Critical Path Method (CPM) is the standard scheduling methodology for building construction in the US. The objective of this research is to determine the effect of management strategies focusing on early starts (ASAP strategy) on the production and productivity rates of “critical path” tasks in a construction schedule. In this study, two healthcare projects were followed over the course of construction to document the effects of field management decisions on production. On project one, a CPM schedule and ASAP strategy was used exclusively to manage subcontractor resources. On project two, both CPM/ASAP and Location Based Management System (LBMS) strategies were used in parallel, on similar location groups, enabling direct comparison. Actual activity start dates, finish dates, demobilizations and remobilizations, productivity and production rates, and manpower were recorded weekly for analysis.

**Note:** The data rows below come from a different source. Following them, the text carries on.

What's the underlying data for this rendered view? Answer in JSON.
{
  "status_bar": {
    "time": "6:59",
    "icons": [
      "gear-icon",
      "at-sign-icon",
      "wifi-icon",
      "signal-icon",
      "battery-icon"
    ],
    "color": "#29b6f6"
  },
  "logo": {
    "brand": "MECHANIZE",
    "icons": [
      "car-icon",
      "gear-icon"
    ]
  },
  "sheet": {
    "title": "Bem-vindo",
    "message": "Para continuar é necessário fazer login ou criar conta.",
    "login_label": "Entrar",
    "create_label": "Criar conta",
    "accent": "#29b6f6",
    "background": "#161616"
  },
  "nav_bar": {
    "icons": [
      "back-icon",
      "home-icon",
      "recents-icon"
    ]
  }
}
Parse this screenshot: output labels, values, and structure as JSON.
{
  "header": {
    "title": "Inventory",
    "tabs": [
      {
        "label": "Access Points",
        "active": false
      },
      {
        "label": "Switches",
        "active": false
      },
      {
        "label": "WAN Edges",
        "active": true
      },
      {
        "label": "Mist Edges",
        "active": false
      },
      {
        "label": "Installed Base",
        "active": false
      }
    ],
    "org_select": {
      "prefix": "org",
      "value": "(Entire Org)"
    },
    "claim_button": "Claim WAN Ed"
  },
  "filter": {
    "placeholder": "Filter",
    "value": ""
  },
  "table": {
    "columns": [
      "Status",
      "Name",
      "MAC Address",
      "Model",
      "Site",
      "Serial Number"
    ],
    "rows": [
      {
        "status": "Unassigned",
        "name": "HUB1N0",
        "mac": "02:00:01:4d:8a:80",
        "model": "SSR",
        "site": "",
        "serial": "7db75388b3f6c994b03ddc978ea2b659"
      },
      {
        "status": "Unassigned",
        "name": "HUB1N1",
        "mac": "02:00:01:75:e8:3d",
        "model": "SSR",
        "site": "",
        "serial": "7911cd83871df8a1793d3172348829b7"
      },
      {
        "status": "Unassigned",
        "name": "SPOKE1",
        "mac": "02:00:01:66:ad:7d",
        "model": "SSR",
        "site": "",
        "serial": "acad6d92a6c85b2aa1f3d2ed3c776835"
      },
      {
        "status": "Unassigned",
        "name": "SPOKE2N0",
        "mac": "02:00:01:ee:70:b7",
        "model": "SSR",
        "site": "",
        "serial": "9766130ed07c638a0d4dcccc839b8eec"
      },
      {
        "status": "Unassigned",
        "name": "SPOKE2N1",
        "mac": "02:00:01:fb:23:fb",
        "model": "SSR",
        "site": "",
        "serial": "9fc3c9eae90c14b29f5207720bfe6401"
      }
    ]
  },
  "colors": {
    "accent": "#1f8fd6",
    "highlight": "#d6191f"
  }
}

On project one, the actual dates and rates are compared against the CPM plan to determine how reliably the tasks could be completed using the ASAP “work in place” management strategy. Results show that certain deviations from the CPM plan, such as starting early, relocating resources before completing a location, and deploying resources to multiple locations at a time cause unpredictable dates of completion and frequent changes to the “critical path”. On project two, actual productivity and production rates for selected tasks are compared between the CPM/ASAP and LBMS location groups. Results show that deploying resources to a location as soon as it is available can have a negative effect on the productivity and overall production rates of critical tasks
Continuous, CPM, flow, LBMS, process, production, variability.